To discuss your residential property requirements, including requesting a conveyancing quote, please contact our Property Team by email, or call them on 01225 462871. You can also request a conveyancing quote online.
On 8th July, the Chancellor announced a much anticipated Stamp Duty holiday. Almost overnight, the housing market went into overdrive and prices have rocketed. In October, the average house price was 7.5% higher than in the same month in 2019 – the strongest growth since June 2016.
But buyer-confidence is increasingly at odds with caution among mortgage lenders, a consequence of continued economic uncertainty. One result is a dearth of low-deposit mortgages which has thwarted the plans of thousands of first-time buyers – and there is little optimism that the promised state-backed 95% mortgages will materialise any time soon.
Low mortgage valuations
Lenders’ low confidence is also increasingly reflected in mortgage valuations, with a rising incidence of disparity between the mortgage valuation and agreed purchase price, a scenario commonly referred to as a ‘down valuation’. If such a disparity arises, the mortgage offer is based on the lower of the two, which can leave an already stretched buyer struggling to make up the balance of the deposit.

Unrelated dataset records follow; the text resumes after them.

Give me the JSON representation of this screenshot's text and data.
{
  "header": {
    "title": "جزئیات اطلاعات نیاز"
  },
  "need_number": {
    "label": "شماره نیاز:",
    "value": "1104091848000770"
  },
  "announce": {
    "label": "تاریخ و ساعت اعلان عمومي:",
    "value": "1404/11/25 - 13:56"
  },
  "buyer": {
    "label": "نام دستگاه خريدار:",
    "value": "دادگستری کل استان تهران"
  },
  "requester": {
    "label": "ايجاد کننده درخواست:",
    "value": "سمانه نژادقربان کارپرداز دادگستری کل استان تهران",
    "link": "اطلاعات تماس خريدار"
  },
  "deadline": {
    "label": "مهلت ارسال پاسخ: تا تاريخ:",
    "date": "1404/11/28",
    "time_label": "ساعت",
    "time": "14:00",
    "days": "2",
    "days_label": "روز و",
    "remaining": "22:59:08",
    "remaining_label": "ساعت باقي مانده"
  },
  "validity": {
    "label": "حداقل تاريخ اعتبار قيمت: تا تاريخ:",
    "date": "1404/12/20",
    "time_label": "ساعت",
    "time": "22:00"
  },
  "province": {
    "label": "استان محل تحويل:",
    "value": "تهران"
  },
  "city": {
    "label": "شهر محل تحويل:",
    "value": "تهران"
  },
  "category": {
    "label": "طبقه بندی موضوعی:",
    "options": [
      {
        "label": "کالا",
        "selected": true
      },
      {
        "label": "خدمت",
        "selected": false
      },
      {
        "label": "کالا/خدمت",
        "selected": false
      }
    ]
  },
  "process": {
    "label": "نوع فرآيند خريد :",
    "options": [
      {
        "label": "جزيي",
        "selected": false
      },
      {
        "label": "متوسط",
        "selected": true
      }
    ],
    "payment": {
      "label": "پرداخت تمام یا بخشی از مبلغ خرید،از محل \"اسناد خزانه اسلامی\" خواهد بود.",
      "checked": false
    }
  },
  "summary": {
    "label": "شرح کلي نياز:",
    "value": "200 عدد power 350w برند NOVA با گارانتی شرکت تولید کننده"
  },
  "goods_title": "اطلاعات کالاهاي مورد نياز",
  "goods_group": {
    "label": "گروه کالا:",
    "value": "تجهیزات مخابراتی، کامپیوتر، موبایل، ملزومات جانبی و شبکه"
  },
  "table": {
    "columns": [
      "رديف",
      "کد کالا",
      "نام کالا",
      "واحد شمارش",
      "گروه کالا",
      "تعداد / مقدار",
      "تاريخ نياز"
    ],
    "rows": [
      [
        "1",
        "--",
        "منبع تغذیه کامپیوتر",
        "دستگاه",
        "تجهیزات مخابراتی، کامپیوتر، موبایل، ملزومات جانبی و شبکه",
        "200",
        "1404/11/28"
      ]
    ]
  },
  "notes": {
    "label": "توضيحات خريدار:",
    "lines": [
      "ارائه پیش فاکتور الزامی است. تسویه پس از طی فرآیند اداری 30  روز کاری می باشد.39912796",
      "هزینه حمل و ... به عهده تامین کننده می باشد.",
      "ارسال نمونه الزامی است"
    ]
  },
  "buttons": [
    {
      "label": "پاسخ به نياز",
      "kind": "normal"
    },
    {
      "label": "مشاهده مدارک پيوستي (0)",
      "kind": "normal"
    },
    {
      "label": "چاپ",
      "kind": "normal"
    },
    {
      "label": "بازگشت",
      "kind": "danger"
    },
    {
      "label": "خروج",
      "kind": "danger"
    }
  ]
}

As a result, many transactions are falling through.
A survey by Bankrate UK, an online mortgage comparison site, found that since March 2020, a staggering 46% of prospective buyers have seen properties down valued. In the majority of those cases, the disparity was between £5,000 and £10,000. The survey found that down valuations were most common in Wales (63% of properties) and London (59% of properties). Cottages received the highest proportion of down valuations (66%), followed by semi-detached homes (48%).
Grim economic outlook
Sadly, it seems unlikely that lender confidence is going to improve any time soon. Despite more positive vaccine news this week, the economic outlook remains grim. Indeed, in yesterday’s Spending Review, the Chancellor said that the UK’s “economic emergency” has “only just begun”.